Microsoft has updated the list of dangerous files it blocks inside Office 365 documents, and has added the “.SettingContent-ms” file format to that list.
The SettingContent-ms file format is a special “shortcut” file that opens Microsoft’s new Windows Settings panel that it launched with the release of Windows 8 and which is featured primarily in Windows 10 over the old Control Panel system.
Malware authors were experimenting with SettingContent-ms files
Microsoft took the decision to block SettingContent-ms files inside Office 365 after a security researcher published a report in June showing how someone could embed these files inside Office documents and achieve remote code execution on Windows 10.
Malware authors didn’t stand idly and have been experimenting with the technique for the past month, albeit no serious malspam campaign has used it until now.

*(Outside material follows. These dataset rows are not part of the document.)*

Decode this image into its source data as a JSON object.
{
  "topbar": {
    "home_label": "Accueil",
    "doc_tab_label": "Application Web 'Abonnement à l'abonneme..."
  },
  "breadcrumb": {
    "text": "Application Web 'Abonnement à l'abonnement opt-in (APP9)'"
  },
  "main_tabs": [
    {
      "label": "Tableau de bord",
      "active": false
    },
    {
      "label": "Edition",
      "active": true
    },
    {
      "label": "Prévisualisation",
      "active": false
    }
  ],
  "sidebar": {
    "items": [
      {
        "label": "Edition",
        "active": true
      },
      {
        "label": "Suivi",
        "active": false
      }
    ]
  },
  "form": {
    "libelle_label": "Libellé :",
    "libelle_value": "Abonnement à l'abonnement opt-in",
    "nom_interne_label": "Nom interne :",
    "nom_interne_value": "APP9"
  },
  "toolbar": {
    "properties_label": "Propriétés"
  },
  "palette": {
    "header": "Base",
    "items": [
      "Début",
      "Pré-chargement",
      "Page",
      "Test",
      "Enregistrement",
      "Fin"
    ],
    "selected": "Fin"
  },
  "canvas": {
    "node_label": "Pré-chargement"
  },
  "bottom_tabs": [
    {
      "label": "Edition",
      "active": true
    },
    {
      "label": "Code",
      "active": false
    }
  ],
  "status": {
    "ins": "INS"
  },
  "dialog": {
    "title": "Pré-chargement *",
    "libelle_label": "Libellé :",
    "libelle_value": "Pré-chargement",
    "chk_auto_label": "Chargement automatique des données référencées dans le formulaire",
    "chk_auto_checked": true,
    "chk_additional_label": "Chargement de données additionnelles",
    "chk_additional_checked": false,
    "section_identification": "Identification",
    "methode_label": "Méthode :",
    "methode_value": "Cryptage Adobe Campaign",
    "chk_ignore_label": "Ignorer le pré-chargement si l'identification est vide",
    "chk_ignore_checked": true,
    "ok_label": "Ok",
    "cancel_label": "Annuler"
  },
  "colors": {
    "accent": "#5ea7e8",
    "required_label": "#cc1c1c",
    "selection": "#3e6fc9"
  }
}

But Microsoft’s Office 365 team didn’t want to stand by and wait for one to take the place. This week, the company’s engineers updated the Packager Activation list.
The Packager Activation list is a collection of “dangerous files” that Microsoft blocks users from embedding inside Office documents via the OLE (Object Linking and Embedding) feature.
This list now includes 108 “dangerous” file extensions. Besides ContentSetting-ms, the list also contains classic file formats such as CHM, EXE, HTA, JS, MSI, VBS, WSF, and all the different PowerShell extensions. If users open a Word file containing an OLE object that tries to run one of these malicious file types, an error like the following will appear on the user’s screen.
The Microsoft “Packager…